▶ What the task asks: Which of the lines in the data mention the string "phone"? List them all.

▶ Records to use:
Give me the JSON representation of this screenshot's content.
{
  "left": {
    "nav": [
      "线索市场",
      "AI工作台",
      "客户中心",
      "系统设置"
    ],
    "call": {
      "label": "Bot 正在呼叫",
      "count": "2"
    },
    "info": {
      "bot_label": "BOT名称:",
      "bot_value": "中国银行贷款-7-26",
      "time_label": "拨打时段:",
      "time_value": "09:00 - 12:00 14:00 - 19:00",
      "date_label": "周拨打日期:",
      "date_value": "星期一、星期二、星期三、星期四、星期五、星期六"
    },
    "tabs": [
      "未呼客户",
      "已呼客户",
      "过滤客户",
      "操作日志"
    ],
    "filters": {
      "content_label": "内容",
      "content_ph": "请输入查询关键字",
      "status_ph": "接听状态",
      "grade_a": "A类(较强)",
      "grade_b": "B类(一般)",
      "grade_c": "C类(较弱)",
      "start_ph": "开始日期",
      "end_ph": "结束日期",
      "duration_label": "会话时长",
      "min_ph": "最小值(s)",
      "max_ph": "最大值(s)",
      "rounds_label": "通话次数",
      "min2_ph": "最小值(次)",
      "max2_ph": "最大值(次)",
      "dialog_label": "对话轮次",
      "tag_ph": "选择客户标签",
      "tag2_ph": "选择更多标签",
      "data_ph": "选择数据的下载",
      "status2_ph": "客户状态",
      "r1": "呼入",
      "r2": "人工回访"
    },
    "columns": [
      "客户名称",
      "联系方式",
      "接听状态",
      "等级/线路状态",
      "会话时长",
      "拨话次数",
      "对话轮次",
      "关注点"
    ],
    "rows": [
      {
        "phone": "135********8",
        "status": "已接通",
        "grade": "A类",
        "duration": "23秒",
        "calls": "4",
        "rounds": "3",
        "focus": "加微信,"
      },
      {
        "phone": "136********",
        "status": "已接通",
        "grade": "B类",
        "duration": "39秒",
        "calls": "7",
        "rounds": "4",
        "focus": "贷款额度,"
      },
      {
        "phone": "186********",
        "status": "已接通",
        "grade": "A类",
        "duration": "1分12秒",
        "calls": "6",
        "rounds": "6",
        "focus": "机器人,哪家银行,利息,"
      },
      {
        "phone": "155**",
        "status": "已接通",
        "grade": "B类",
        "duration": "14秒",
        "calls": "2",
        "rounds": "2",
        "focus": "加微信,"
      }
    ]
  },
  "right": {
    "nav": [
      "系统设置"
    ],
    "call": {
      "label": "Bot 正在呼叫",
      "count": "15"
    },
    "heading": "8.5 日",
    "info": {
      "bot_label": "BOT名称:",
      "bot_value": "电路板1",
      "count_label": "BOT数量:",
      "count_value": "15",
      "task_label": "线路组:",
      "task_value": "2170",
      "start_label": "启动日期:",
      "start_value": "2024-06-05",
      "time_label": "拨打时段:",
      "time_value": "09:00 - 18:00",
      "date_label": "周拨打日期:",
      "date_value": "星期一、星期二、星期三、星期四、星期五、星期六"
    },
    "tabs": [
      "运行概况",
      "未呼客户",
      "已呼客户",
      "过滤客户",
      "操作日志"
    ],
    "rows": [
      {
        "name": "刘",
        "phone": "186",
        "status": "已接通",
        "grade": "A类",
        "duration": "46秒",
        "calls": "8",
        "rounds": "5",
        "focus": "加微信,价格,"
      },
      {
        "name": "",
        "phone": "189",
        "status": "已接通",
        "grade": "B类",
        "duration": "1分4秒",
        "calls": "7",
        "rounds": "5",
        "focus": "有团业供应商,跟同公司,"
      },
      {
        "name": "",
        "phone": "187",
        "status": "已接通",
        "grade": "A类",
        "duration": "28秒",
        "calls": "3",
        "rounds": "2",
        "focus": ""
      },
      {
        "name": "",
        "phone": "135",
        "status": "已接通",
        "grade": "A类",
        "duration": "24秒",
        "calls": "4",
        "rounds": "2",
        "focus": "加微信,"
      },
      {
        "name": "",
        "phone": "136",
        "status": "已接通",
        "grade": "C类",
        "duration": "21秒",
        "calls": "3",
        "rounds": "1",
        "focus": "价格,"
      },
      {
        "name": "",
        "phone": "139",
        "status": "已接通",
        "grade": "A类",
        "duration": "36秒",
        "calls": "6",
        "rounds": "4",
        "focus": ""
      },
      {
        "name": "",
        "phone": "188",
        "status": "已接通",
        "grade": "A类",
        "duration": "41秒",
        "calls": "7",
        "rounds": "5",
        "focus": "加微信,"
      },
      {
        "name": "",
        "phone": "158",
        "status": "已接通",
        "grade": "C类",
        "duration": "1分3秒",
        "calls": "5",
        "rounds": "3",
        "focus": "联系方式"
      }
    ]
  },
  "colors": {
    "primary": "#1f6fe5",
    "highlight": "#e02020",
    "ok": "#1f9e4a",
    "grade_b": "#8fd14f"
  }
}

▶ Solved problem:
        "phone": "135********8",
        "phone": "136********",
        "phone": "186********",
        "phone": "155**",
        "phone": "186",
        "phone": "189",
        "phone": "187",
        "phone": "135",
        "phone": "136",
        "phone": "139",
        "phone": "188",
        "phone": "158",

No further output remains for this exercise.